I’ve experimented with Twitter visualizers on my blog- StreamGraph, TwitterCloudExplorer, and most recently, Wiffiti. When I saw how good Wiffiti looked on my blog, and I realized it would be a great way to capture the backchannel at workshops. Users can interact with Wiffiti from their mobile phones or the web. It looks great on the big screen – plus it can feed from Twitter, Flickr and text messages.
I opened a free account and gave it a trial run at my recent workshop in Moriarty-Edgewood SD, New Mexico. It was easy to create a new Wiffiti screen with custom background. (I selected a local landmark neon sign from old Rt 66 in Moriarty.) I set up the Wiffiti screen to capture Tweets tagged with my Twitter user name @edteck.

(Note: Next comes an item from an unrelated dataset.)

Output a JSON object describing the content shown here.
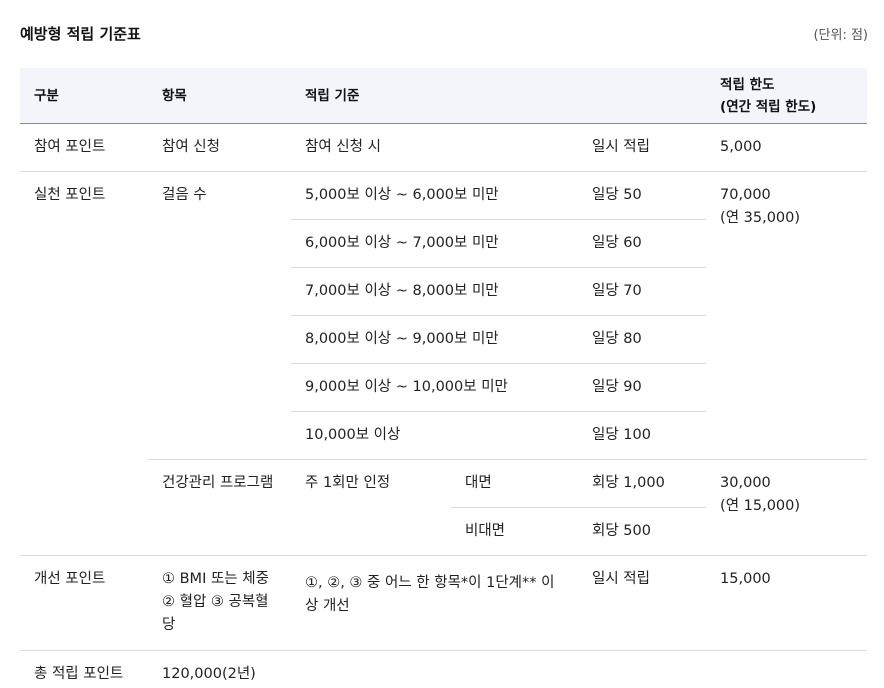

The evening before the presentation, I posted a Tweet asking for greetings – “Say good morning to my teachers’ workshop on old Rt 66 in NM. Where are you from? Why do you Twitter?” As participants arrived in the workshop, they were greeted on the big screen with encouraging words from all over the world. Pretty impressive when you’re talking about the impact of technology on teaching and learning! Special thanks to all that sent greetings – it was an powerful demonstration of the new landscape of information and a display of the power of Twitter / social media!
I shot a bit of video to give you and idea what it looked like.
(Remember, the live version of this screen no longer has Tweets relevant to the workshop.)
New Wiffiti messages are instantly displayed center screen and are easily viewable from a distance. Older messages then fade back and move as an animated cloud. Updates from both mobile and web are displayed synchronously across all screens subscribing to the same tags, encouraging the creation of a wide, cross-channel audience.
Using Wiffiti in Breakout Sessions
I also created a second Wiffiti screen to use during break outs. This one was designed to capture text messages from participants. For those that did not have cells, we set up computer stations where they could make comments directly from the Wiffiti website.
Here’s some sample comments – a nice mix of thoughtful observations, fun comments and a few critiques. (Note: I kept it real and I ran my system unmoderated, but it is possible to have someone monitor comments.)
“School is where kids go to watch old people work really hard”
“My Brain Hurts!”
“Let’s get going!”
“disequilibrium, change, and freedom”
“same old stuff, different day!”
“the table in the back rocks!!”
“English teachers and librarians rule -all others drool!”
“having a blast!”
“science is over here.”
“This is a great workshop!”
“Enjoying the presentation Peter. Especially the film clips!”
“Rigor and Relevance for the English Department: Rigor: Apply knowledge and skills in complex ways to analyze and solve real problems…”
My bottom line? Wiffiti is a great way to harness back channel workshop comments. The free version works well and paid versions offer more opportunities to customize and monitor comments.